Chaves said he remembers growing up as an aspiring cyclist watching the big Colombian riders in the 1990s and 2000s. When one journalist asked him if Luís Herrera and Fabio Parra were his big heroes, he laughed, saying, “that was a bit too early for me.”
“I remember watching Victor Hugo Peña, the first and only Colombian to have the yellow jersey,” he said. “Riders like Santiago Botero, Felix Cardenas, Ivan Parra, those are the riders that I was following.”
For this Tour, Chaves will share team leadership with Simon Yates, another young prospect with a bright future. Both will ride without pressure, but with a lot of ambition. A stage victory, a spell in a jersey, or a top-10 finish will be the immediate goals.
While Nairo Quintana holds the monopoly on the hearts and minds of Colombian fans, Chaves is emerging as one of the most popular riders among today’s new generation of stars. His smiling demeanor and intense ambition underscore his appeal across Colombian and cycling fans everywhere. The Australians have adopted him as one of their own, and he’s embraced them as well.
“I almost now feel half-Australian,” Chaves said. “The team has supported me 100 percent through everything. I want to pay them back with big results.”
The future? For Chaves, who also won the Giro di Lombardia last fall, that means one thing: “I want to become a ‘Tour man,’ (un hombre del Tour).”
“I like three-week grand tours. I’ve shown that I can handle racing at the grand tour level,” he said. “To win the Tour someday? Why not? That’s been my dream ever since I was a child.”
This Tour will mark the next step in Chaves’s evolution to confirm his grand tour potential. He’s also expected to race the Vuelta a España this fall and wants to develop into a rider like Alejandro Valverde, who races most of the major dates from spring until the fall.
“It’s a dream come true to be racing the Tour,” he continued. “I have realistic goals.

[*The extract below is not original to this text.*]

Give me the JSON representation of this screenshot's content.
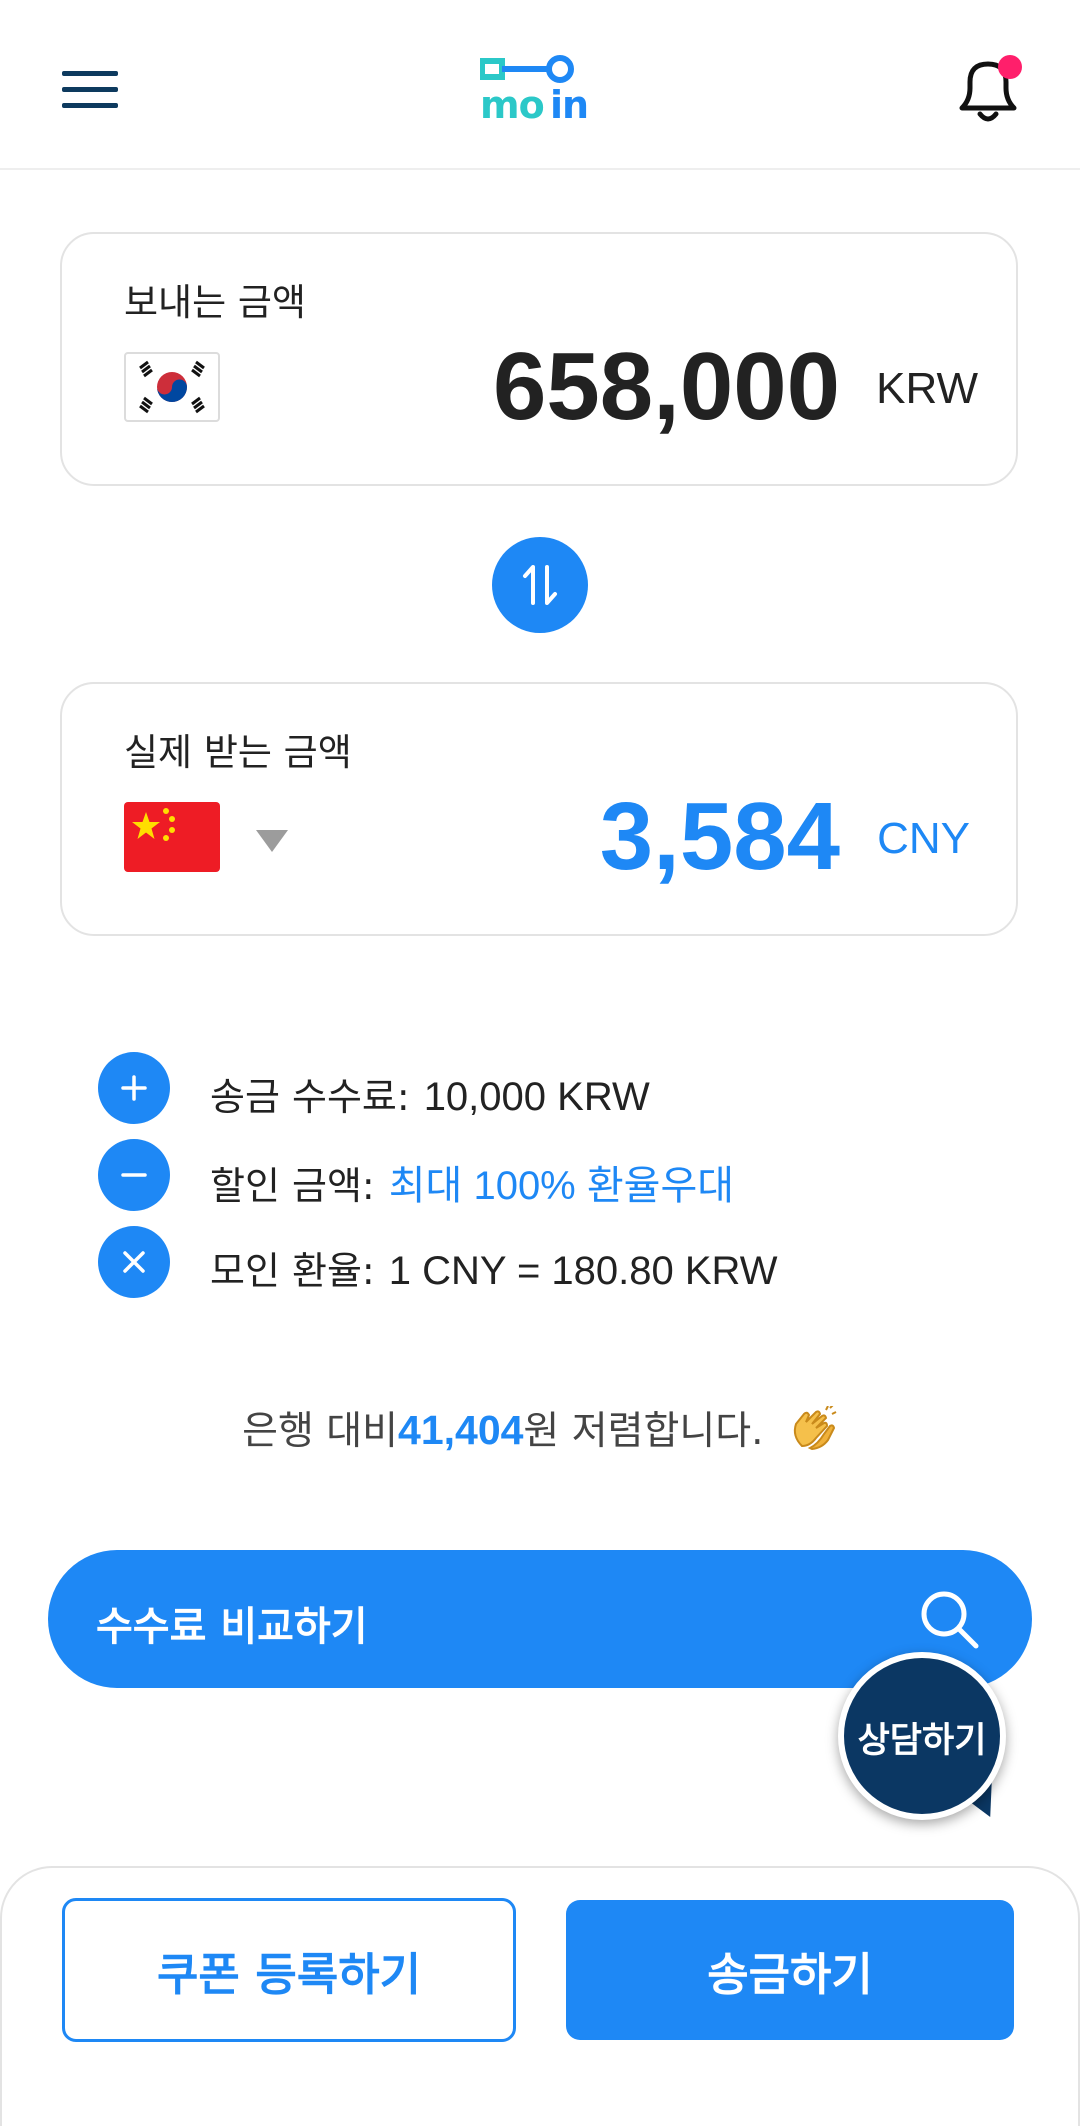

I am sure I will feel a little bit nervous, OK, we are all human. But I won’t have fear. Respect, yes, but no fear.”